Ambrosio Bibby Padilla (also known as 'Paddy') (7 December 1910 — 11 August 1996) was a Filipino basketball player who later served as a legislator of the Philippines from 1957 to 1972. He was known to have had an impressive career as a lawyer, a scholar and a writer. Despite his political agendas, his contributions to Philippine Basketball made an impact in Asian basketball development.
Ambrosio Padilla was born on 7 December 1910 in Lingayen, Pangasinan to Dr. Nicanor Padilla and Ysabel Pena Bibby. His other siblings are Narciso, Sabino (who became a justice), Augusto, Benedicto (who became a congressman), Felix, Carmen, Florencia and Nicanor Jr.
He also has an older half-sister by the name of Aurora Padilla, from their father's first wife. She died in the cholera epidemic of 1888.
While studying at the Ateneo de Manila University, Padilla joined, and eventually became the captain of the school basketball team, the Blue Eagles. He led them to victory in the 1928 National Collegiate Athletic Association (NCAA) Philippines Basketball Championship under their coach, James Martin, S.J.
Despite his training as an athlete, Padilla maintained a good academic record and graduated summa cum laude.

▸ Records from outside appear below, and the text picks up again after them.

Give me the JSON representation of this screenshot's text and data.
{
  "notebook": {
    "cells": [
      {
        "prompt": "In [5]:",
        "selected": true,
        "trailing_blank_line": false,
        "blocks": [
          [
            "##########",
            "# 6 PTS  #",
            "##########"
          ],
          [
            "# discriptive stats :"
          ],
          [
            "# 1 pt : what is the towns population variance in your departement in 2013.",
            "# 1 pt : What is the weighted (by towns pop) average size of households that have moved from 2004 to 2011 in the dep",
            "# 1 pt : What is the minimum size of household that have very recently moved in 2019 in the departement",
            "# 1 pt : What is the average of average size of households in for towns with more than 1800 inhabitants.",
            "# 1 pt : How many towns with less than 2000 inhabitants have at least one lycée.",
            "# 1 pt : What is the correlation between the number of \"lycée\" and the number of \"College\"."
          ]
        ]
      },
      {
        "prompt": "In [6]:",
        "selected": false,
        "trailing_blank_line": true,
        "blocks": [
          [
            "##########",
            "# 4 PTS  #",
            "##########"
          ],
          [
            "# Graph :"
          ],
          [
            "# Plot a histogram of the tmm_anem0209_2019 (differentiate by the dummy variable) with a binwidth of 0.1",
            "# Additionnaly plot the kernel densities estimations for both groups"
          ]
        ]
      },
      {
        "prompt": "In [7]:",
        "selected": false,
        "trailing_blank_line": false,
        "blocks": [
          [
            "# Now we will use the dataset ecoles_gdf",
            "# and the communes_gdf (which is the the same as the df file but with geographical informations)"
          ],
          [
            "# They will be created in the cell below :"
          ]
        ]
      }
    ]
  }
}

He went on to study law at the University of the Philippines, and joined the varsity baseball team. He graduated as salutatorian, and placed 3rd in the 1934 bar examinations. He later earned his doctorate in civil law at the University of Sto. Tomas.
Padilla played for the Philippines alongside Jacinto Ciria Cruz and Mariano Filomeno to capture the 1930 Far Eastern Games basketball gold medal in Tokyo, Japan. They won the medal again in 1934.
Padilla was captain the Philippine team under coach Dionisio Calvo when they won fifth place in the 1936 Olympic Games in Berlin, Germany. This has remained Asia's highest finish in the men's Olympic basketball history. Other notable members of Team Philippines during that time included Ciria Cruz and Charles Borck.
In 1938, Padilla retired from basketball to become the chairman of the Philippine Amateur Athletic Federation (PAAF), a position he held until 1954. Around this time, he settled down with Lourdes 'Lily' de las Alas, the eldest daughter of Don Antonio de las Alas, the finance secretary of President Manuel L. Quezon.
While in government, he was called into the International Basketball Federation to serve as Asia's vice president from 1956 to 1964. He founded, and was president of, the Asian Basketball Confederation (ABC), now known as FIBA Asia. His term lasted from 1960 to 1966, with his former coach Calvo as his secretary-general.
In 1970, Padilla was elected as the seventh and last president of the PAAF before it was replaced by the Department of Youth and Sports Department in 1976 (known as the Philippine Olympic Committee today).
Ambrosio Padilla was selected by President Ramon Magsaysay to serve as solicitor-general and government corporate counsel from 1954 to 1957. He won in the 1957 senatorial elections, and served three consecutive terms before quitting under the Marcos administration. He would later join the EDSA Revolution.
In recognition of Padilla's service, the Cory Aquino administration appointed him vice chairman of the Historic Constitutional Commission and was part of the group that drafted the 1987 Constitution.
Death and legacy
Padilla died on 11 August 1996. Because of his achievements in sports, he was placed with Carlos Loyzaga, Lauro Mumar, Jacinto Ciria Cruz, Charles Borck, Edgardo Ocampo, Mariano Tolentino, and his own Olympic coach Chito Calvo in the Philippine National Hall of Fame in January 1999.
In his honor, the Ateneo de Manila University named an award after him. The Ambrosio Padilla Award is an annual recognition given to the university's highest-grading varsity player.